- _Problem details_:
Copy out each line below containing "icon".

- _Data extracts_:
= = =

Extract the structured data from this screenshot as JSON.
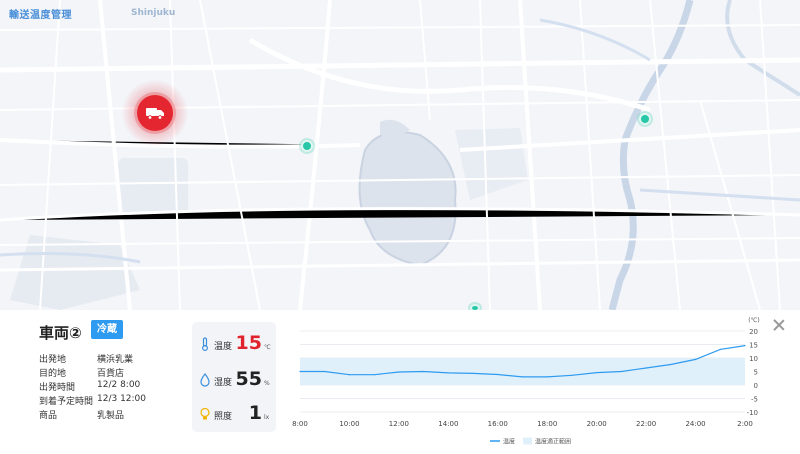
{
  "app": {
    "title": "輸送温度管理"
  },
  "map": {
    "place_label": "Shinjuku"
  },
  "vehicle": {
    "name": "車両②",
    "storage_type": "冷蔵",
    "info": [
      {
        "label": "出発地",
        "value": "横浜乳業"
      },
      {
        "label": "目的地",
        "value": "百貨店"
      },
      {
        "label": "出発時間",
        "value": "12/2 8:00"
      },
      {
        "label": "到着予定時間",
        "value": "12/3 12:00"
      },
      {
        "label": "商品",
        "value": "乳製品"
      }
    ]
  },
  "sensors": [
    {
      "label": "温度",
      "value": "15",
      "unit": "℃",
      "icon": "thermometer-icon"
    },
    {
      "label": "湿度",
      "value": "55",
      "unit": "%",
      "icon": "water-drop-icon"
    },
    {
      "label": "照度",
      "value": "1",
      "unit": "lx",
      "icon": "light-bulb-icon"
    }
  ],
  "colors": {
    "accent": "#2e9bf0",
    "alert": "#e0242d",
    "station": "#28c7a8",
    "band": "#dff0fb",
    "line": "#2e9bf0"
  },
  "chart_data": {
    "type": "line",
    "categories": [
      "8:00",
      "10:00",
      "12:00",
      "14:00",
      "16:00",
      "18:00",
      "20:00",
      "22:00",
      "24:00",
      "2:00"
    ],
    "x": [
      8,
      9,
      10,
      11,
      12,
      13,
      14,
      15,
      16,
      17,
      18,
      19,
      20,
      21,
      22,
      23,
      24,
      25,
      26
    ],
    "series": [
      {
        "name": "温度",
        "values": [
          5,
          5,
          3.8,
          3.8,
          4.8,
          5,
          4.5,
          4.3,
          3.9,
          3,
          3,
          3.6,
          4.6,
          5,
          6.3,
          7.6,
          9.5,
          13.2,
          14.6
        ]
      }
    ],
    "band": {
      "name": "温度適正範囲",
      "low": 0,
      "high": 10
    },
    "y_unit": "(℃)",
    "y_ticks": [
      -10,
      -5,
      0,
      5,
      10,
      15,
      20
    ],
    "ylim": [
      -10,
      20
    ],
    "xlim": [
      8,
      26
    ],
    "grid": true,
    "legend": "bottom"
  }
}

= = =

- _Output of the task_:
      "icon": "thermometer-icon"
      "icon": "water-drop-icon"
      "icon": "light-bulb-icon"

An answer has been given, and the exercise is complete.